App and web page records
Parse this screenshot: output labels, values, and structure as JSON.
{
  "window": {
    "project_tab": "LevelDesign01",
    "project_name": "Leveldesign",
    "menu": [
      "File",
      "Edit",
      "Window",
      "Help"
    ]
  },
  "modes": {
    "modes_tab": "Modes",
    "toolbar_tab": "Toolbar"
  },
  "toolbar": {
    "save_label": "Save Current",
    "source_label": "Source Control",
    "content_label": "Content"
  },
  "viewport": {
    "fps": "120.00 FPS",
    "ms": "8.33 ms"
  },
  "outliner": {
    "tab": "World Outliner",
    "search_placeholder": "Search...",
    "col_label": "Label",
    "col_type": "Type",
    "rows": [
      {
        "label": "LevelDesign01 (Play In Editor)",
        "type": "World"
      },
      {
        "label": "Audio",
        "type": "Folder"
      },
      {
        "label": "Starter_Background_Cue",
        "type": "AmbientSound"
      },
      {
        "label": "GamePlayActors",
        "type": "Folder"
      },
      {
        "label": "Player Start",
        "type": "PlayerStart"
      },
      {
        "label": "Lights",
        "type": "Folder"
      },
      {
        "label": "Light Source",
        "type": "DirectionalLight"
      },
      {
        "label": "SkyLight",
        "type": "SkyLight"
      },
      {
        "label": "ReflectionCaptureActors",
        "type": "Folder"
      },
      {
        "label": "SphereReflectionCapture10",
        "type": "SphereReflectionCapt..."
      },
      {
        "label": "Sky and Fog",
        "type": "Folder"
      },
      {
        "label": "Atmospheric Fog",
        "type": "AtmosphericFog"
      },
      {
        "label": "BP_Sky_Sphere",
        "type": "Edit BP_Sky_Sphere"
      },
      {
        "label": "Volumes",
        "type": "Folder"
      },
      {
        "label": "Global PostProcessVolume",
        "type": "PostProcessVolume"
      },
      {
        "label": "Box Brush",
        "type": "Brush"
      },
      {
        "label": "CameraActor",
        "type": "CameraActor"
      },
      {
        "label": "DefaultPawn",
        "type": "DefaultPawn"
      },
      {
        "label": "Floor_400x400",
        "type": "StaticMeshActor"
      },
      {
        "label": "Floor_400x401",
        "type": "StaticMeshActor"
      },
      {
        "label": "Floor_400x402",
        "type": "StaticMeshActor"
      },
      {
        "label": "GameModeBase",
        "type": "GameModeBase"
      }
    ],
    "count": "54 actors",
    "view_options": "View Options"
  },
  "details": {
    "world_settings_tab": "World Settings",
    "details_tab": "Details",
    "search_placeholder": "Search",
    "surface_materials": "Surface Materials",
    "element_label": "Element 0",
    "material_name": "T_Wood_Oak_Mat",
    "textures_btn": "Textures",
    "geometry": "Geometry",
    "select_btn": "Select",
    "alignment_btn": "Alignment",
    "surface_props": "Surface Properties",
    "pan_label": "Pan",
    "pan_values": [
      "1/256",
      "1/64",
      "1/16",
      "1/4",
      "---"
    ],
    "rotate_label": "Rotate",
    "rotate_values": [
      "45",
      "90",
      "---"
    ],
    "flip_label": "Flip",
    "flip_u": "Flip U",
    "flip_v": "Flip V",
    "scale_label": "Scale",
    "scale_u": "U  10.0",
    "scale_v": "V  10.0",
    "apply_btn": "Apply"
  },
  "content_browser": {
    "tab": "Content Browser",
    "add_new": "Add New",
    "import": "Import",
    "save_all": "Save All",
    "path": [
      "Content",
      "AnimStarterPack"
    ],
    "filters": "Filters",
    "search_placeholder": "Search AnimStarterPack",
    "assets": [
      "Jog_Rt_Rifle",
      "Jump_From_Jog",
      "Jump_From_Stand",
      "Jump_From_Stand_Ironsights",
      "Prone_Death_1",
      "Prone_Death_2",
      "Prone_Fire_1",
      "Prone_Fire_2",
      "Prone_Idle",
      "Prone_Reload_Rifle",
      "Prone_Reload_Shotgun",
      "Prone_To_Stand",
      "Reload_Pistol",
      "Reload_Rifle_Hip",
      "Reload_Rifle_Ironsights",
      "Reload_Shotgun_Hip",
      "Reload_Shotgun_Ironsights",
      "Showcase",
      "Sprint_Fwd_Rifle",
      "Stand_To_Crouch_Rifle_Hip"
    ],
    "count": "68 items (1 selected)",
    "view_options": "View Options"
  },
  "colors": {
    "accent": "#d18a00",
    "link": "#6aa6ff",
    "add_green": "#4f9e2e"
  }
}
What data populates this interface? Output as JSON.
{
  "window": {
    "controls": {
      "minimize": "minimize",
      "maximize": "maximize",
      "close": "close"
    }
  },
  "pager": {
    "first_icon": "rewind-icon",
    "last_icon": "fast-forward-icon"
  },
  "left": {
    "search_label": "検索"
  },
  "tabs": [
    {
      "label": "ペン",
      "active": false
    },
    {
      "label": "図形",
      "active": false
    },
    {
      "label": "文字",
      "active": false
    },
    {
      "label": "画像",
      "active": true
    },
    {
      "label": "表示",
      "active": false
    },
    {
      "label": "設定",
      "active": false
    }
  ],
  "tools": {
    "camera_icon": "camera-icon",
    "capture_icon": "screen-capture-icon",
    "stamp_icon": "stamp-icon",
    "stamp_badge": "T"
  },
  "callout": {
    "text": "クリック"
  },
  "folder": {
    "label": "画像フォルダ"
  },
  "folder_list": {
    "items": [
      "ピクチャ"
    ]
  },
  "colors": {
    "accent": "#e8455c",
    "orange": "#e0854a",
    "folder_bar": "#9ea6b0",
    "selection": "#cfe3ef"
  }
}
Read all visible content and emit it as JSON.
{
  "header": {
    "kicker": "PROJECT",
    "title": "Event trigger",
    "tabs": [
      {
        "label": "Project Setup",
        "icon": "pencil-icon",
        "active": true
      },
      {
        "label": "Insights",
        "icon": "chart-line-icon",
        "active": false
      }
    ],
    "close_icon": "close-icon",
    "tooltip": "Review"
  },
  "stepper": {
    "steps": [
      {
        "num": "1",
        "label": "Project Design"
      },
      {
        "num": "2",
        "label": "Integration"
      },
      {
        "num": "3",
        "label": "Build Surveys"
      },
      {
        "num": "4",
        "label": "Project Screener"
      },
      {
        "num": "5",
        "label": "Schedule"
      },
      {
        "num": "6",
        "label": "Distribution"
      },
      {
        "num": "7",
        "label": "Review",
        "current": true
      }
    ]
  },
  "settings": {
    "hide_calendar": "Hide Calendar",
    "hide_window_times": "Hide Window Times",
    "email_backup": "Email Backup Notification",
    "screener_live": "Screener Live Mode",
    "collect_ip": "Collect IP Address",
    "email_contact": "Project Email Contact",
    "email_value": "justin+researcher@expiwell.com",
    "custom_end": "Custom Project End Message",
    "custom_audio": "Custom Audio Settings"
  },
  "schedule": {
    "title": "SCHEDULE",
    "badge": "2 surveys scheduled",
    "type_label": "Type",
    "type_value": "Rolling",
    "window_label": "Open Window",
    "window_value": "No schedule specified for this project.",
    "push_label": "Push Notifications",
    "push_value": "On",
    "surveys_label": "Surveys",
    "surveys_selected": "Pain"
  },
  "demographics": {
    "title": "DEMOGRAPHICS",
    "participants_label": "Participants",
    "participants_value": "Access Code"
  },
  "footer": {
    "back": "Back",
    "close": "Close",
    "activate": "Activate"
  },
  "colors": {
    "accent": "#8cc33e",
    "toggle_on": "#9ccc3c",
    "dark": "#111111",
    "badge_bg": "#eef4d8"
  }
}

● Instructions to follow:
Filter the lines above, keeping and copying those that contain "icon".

● Response to this exercise:
    "first_icon": "rewind-icon",
    "last_icon": "fast-forward-icon"
    "camera_icon": "camera-icon",
    "capture_icon": "screen-capture-icon",
    "stamp_icon": "stamp-icon",
        "icon": "pencil-icon",
        "icon": "chart-line-icon",
    "close_icon": "close-icon",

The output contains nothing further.